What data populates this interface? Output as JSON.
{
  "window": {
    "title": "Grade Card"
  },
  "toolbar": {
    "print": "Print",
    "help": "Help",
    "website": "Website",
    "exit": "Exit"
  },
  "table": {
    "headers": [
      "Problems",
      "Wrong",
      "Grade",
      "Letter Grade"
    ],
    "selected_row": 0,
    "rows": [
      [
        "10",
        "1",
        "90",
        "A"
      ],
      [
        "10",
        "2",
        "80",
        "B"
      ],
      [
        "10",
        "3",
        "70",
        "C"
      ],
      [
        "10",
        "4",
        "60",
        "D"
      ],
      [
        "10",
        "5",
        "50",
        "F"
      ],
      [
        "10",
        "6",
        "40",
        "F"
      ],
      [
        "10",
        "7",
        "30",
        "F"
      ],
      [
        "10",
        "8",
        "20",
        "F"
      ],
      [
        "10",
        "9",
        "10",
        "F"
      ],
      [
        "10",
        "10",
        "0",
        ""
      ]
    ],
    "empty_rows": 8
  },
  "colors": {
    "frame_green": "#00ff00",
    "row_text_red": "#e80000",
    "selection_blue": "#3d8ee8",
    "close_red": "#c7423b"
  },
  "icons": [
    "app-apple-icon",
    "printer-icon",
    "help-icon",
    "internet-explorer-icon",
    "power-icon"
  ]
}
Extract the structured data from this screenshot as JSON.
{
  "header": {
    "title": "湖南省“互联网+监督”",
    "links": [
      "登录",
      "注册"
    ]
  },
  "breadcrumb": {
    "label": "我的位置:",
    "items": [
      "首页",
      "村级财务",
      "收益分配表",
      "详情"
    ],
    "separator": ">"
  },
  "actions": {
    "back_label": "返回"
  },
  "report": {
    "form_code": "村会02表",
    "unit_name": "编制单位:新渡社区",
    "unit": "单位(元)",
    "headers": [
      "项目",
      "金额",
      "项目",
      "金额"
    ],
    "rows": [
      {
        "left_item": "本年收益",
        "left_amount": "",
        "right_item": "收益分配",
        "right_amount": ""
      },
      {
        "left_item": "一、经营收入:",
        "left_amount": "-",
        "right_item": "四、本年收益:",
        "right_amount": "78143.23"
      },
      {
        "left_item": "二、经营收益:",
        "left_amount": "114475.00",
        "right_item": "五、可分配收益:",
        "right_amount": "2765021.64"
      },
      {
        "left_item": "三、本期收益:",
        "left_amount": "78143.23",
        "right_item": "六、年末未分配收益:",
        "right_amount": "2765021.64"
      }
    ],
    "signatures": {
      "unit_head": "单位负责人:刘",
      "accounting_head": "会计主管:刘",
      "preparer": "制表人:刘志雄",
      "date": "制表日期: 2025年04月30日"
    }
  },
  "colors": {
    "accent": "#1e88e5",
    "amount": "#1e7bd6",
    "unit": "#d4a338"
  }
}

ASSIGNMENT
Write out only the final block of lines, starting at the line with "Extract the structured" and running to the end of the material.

PROBLEM SOLUTION
Extract the structured data from this screenshot as JSON.
{
  "header": {
    "title": "湖南省“互联网+监督”",
    "links": [
      "登录",
      "注册"
    ]
  },
  "breadcrumb": {
    "label": "我的位置:",
    "items": [
      "首页",
      "村级财务",
      "收益分配表",
      "详情"
    ],
    "separator": ">"
  },
  "actions": {
    "back_label": "返回"
  },
  "report": {
    "form_code": "村会02表",
    "unit_name": "编制单位:新渡社区",
    "unit": "单位(元)",
    "headers": [
      "项目",
      "金额",
      "项目",
      "金额"
    ],
    "rows": [
      {
        "left_item": "本年收益",
        "left_amount": "",
        "right_item": "收益分配",
        "right_amount": ""
      },
      {
        "left_item": "一、经营收入:",
        "left_amount": "-",
        "right_item": "四、本年收益:",
        "right_amount": "78143.23"
      },
      {
        "left_item": "二、经营收益:",
        "left_amount": "114475.00",
        "right_item": "五、可分配收益:",
        "right_amount": "2765021.64"
      },
      {
        "left_item": "三、本期收益:",
        "left_amount": "78143.23",
        "right_item": "六、年末未分配收益:",
        "right_amount": "2765021.64"
      }
    ],
    "signatures": {
      "unit_head": "单位负责人:刘",
      "accounting_head": "会计主管:刘",
      "preparer": "制表人:刘志雄",
      "date": "制表日期: 2025年04月30日"
    }
  },
  "colors": {
    "accent": "#1e88e5",
    "amount": "#1e7bd6",
    "unit": "#d4a338"
  }
}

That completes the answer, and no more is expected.